While software defined networking security does require rethinking security strategies, the good news is that IT managers get more control over network security, not less. To clarify what we mean, here are four common myths about software defined networking security:

Myth 1: SDN is inherently insecurity.

SDN is as secure as any technology. When the old strategies are abandoned in favor of new approaches, the old guard often uses security as a means to discredit the latest innovation. When virtualization was introduced 20 years ago the skeptics pointed to the hypervisor as a security threat. Those fears have proven to be unfounded. The same is true of software defined networking security.

SDN security has been tested under extreme conditions and while it is generally understood that there is no such thing as a totally secure network, software defined networking security is not a real issue.

Myth 2: SDN makes managing network security more difficult.

In fact, SDN simplifies security and provides some real security advantages. For example, SDN views the network as a single entity, which means you get centralized control over the entire network, rather than having to manage security at the switch level. You can create or allow certain kinds of traffic and monitor and moderate security threats from one central controller.

And security policies can be applied in real time by integrating SDN and network security tools. Software defined network security can protect users from real-time threats by providing automated responses to threats that can be applied anywhere in the enterprise.

Myth 3: SDN security resides solely in the control plane.

The control plane is the central point of administration for an SDN network. It provides a means to distribute security policies and applications throughout the network, so in many ways it is the core of software defined networking security. The controller also presents a central point of attack to a potential hacker. Should a hacker gain access to an SDN controller the network could be compromised by the introduction of a new code or script to reroute network traffic to a location where a hacker could sniff it.

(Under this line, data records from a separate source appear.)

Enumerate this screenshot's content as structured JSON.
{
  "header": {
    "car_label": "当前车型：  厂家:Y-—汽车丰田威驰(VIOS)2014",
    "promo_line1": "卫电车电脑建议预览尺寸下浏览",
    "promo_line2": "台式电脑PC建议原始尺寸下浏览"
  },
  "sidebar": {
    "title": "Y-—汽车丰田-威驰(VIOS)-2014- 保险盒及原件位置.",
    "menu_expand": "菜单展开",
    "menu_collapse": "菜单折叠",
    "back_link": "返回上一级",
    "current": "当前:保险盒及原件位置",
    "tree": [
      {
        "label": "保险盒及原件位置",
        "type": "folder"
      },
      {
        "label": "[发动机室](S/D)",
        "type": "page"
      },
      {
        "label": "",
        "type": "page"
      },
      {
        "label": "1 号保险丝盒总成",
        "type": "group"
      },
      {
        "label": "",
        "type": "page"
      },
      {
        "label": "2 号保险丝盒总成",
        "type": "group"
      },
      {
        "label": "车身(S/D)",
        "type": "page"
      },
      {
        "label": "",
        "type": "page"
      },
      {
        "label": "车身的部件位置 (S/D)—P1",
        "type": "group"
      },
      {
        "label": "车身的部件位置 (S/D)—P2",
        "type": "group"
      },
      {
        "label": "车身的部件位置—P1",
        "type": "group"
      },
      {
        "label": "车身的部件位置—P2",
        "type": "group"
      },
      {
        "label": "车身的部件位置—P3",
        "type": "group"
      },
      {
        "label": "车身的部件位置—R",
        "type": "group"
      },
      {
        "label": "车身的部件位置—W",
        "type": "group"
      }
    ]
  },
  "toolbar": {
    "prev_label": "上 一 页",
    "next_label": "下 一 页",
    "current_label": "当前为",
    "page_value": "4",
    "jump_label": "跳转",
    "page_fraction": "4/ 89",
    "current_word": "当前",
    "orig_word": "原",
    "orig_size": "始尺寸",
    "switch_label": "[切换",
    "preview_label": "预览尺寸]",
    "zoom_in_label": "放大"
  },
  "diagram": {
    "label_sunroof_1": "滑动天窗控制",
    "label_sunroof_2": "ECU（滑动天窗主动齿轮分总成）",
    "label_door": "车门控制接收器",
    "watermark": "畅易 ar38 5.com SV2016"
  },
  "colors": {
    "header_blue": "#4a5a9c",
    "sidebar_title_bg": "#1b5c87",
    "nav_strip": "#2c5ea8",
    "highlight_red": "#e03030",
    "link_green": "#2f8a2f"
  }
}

However, the controller isn’t the only potential source of failure.  If a hacker gains access to a compromised node in the enterprise, that data agent device can be used to inject false data flows. These data flows would be distributed to other SDN agents and propagate as bogus traffic to overwhelm the network as a denial of service (DoS) attack.

As with any enterprise, end-to-end network security has to be considered.

Myth 4: Centralizing management using an SDN controller eliminates security errors.

The SDN controller is responsible for managing virtualized network services such as load balancers and firewalls, and authenticating applications, including security. Granted, the controller does provide a centralized security policy framework, but it also presents a central point to introduce security problems.

Any changes made at the control level are propagated throughout the network. The upside of this approach is that it ensures that all devices on the network have the same security policies, simplifying administration and promoting consistency. The downside is that a security error introduced from the SDN controller will propagate throughout the network just as quickly.

The solution is to demand clearer policies and tighter control over who has SDN Controller access.

The beauty of applying security defined networking security is that it separates the control and data planes so, theoretically, if a hacker were able to access the data plane they wouldn’t be able to use the data since the controls would no longer be embedded. However, new technologies require new security strategies.  The risk from security defined networking security is not in the SDN approach, but in understanding how SDN functions and taking the appropriate precautions to make sure the SDN Controller is secure, the agents are secure, and the appropriate security policies are being distributed throughout the enterprise.